■ PROBLEM DESCRIPTION: A line belongs in the answer only if it contains the word "title"; copy every such line from the listing below.

•••••

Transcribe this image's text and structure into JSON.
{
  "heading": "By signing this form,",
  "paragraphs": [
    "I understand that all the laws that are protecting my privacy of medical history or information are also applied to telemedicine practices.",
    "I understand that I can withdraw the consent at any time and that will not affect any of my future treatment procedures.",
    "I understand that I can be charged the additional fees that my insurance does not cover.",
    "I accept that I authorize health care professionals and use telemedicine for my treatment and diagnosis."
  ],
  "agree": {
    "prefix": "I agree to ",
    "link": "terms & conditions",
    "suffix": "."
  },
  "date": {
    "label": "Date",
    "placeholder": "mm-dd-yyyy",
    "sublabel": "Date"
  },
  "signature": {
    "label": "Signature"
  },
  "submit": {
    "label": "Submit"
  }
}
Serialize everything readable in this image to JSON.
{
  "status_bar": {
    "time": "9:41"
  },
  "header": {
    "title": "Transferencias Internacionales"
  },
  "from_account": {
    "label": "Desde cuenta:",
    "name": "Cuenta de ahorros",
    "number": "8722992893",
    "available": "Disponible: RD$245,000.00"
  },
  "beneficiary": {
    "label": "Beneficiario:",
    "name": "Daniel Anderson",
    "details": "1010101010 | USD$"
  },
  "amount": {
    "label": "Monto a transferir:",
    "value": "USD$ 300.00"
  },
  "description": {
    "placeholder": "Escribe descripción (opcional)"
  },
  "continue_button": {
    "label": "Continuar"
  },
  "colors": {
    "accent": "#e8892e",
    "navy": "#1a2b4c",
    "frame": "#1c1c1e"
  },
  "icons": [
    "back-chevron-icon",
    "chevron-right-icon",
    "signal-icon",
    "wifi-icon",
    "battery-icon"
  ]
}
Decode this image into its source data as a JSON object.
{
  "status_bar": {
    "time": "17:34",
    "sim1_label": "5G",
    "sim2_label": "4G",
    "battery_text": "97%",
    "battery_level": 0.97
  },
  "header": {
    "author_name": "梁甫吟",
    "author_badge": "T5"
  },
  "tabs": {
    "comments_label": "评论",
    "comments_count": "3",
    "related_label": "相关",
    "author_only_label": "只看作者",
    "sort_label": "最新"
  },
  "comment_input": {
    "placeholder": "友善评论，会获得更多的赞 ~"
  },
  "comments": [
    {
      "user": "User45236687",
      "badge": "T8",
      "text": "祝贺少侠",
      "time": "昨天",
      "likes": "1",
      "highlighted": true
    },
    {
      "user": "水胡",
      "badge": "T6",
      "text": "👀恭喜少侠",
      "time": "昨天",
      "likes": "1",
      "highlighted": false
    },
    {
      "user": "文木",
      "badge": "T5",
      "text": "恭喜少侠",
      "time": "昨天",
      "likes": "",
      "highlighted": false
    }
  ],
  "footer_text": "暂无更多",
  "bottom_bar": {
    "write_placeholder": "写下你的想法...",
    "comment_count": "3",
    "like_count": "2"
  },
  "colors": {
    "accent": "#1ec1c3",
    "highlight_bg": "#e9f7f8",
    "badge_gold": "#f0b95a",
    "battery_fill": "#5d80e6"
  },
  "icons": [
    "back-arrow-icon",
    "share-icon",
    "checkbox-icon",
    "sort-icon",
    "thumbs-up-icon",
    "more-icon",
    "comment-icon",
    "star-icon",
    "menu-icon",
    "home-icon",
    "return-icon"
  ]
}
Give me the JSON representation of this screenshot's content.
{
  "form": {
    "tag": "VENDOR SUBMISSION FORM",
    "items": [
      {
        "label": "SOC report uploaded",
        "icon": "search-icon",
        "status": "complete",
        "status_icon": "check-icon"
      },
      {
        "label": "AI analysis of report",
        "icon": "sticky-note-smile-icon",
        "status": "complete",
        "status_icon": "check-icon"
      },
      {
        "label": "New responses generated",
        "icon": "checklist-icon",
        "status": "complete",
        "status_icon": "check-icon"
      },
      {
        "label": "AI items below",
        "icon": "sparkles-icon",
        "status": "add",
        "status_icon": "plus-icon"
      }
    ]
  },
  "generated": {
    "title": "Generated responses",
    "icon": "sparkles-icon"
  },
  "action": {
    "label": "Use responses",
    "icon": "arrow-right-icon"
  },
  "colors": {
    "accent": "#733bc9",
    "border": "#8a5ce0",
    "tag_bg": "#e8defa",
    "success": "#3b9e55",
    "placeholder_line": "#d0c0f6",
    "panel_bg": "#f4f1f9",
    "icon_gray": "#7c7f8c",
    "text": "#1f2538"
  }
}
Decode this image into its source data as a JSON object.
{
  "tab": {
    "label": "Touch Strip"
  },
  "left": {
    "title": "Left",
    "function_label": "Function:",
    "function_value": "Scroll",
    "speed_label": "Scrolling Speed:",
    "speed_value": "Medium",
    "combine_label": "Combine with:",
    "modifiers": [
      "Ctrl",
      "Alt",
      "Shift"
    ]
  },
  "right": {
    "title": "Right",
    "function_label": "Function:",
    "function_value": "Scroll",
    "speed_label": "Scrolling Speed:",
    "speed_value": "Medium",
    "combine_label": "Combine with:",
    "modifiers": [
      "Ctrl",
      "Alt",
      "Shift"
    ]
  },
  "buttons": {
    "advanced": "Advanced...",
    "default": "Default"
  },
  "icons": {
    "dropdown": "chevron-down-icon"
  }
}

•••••

■ ANSWER SPACE:
    "title": "Transferencias Internacionales"
    "title": "Generated responses",
    "title": "Left",
    "title": "Right",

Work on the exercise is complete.